The Blue Ridge Free Clinic, scheduled to open its doors in Harrisonburg on Monday, was also there to introduce itself.
“Dovetailed perfectly,” says Susan Adamson, a nurse practitioner and board chair of the free clinic. “One of the reasons we worked so hard to make sure we could be open [Monday] was because we knew there were going to be patients identified here, at RAM, as having diabetes or having hypertension that is out of control or needing other services.”
On Saturday, the clinic, which will be housed at the Zapanta Professional Complex, was signing up patients for Monday appointments.
“RAM identified [the medical issue],” Adamson says, “now [the patients] can be navigated right toward us.”
Hours Later …
Mindy Cooper, eyes tired but enthusiasm not waning, says goodbye. She’s off to take more photos, visit more patients and maybe grab more coffee.
The tour over, there’s nothing left to do but head out into the parking lot, the number of cars having melted away as the day went on. Dale’s maybe-once-blue-now-rusty Accord was still there, the driver’s side window open as the sun began to bake its seats. Missing its occupant, who was inside the hall, either in a dental chair or getting his eyes tested.

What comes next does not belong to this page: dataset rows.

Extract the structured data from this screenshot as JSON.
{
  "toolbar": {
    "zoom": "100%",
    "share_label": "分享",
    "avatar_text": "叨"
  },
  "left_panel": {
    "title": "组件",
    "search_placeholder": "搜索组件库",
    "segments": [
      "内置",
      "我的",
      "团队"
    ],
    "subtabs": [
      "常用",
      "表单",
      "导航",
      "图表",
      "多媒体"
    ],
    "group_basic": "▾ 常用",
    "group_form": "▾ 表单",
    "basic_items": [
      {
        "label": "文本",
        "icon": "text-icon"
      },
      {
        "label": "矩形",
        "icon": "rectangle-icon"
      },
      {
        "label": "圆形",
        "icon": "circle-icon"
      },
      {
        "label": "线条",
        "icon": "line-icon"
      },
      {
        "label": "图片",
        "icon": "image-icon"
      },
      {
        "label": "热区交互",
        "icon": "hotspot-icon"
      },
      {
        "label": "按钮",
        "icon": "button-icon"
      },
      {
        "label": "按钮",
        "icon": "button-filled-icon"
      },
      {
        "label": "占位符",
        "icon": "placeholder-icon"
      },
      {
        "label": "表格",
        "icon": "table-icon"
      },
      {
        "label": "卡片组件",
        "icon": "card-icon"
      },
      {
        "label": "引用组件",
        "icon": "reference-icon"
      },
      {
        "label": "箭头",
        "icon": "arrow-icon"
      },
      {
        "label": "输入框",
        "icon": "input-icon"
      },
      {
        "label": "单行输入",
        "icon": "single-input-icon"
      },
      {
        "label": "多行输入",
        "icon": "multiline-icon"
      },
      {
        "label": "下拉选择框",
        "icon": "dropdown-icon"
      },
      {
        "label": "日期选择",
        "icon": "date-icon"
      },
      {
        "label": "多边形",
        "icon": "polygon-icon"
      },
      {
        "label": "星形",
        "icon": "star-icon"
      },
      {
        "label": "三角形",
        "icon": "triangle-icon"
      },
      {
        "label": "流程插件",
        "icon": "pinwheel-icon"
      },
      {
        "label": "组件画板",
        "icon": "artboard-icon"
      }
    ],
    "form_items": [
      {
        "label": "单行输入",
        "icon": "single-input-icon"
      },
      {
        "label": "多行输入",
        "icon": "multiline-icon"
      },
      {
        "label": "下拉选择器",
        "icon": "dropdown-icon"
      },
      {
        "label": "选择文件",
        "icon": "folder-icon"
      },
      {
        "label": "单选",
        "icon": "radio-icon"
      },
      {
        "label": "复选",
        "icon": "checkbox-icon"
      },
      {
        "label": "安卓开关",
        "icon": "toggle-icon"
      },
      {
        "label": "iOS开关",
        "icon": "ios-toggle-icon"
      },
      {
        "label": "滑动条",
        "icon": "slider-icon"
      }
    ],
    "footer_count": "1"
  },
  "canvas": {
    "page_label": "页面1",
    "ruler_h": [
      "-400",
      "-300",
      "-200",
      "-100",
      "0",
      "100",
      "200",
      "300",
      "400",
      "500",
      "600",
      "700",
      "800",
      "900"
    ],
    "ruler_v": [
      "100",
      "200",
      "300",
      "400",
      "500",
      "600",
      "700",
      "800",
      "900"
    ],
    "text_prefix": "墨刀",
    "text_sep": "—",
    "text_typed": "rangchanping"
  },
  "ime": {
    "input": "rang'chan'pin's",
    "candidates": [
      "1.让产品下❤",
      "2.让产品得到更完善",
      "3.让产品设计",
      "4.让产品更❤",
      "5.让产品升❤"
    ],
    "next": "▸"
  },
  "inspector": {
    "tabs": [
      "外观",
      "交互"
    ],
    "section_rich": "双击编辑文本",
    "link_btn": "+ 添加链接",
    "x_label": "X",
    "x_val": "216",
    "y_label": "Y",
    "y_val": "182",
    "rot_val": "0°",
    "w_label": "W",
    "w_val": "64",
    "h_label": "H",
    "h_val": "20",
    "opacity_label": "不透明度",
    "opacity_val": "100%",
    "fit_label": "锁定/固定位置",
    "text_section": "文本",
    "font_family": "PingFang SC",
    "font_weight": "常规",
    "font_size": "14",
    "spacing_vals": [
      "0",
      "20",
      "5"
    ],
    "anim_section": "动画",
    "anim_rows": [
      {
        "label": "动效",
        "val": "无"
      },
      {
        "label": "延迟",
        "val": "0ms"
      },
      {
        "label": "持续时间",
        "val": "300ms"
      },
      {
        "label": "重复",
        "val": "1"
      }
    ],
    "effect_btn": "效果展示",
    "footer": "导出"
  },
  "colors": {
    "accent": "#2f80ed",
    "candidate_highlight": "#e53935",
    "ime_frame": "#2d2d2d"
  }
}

A family set up a picnic blanket and sat around on lawn chairs five spots over, waving away inquiries to talk with smiles. The meal done, they packed the chairs into the minivan, nodding as they drove away, red dust kicking into the air before the tires hit the paved entrance road.
Dale’s car, in the second row from the exit, sat alone.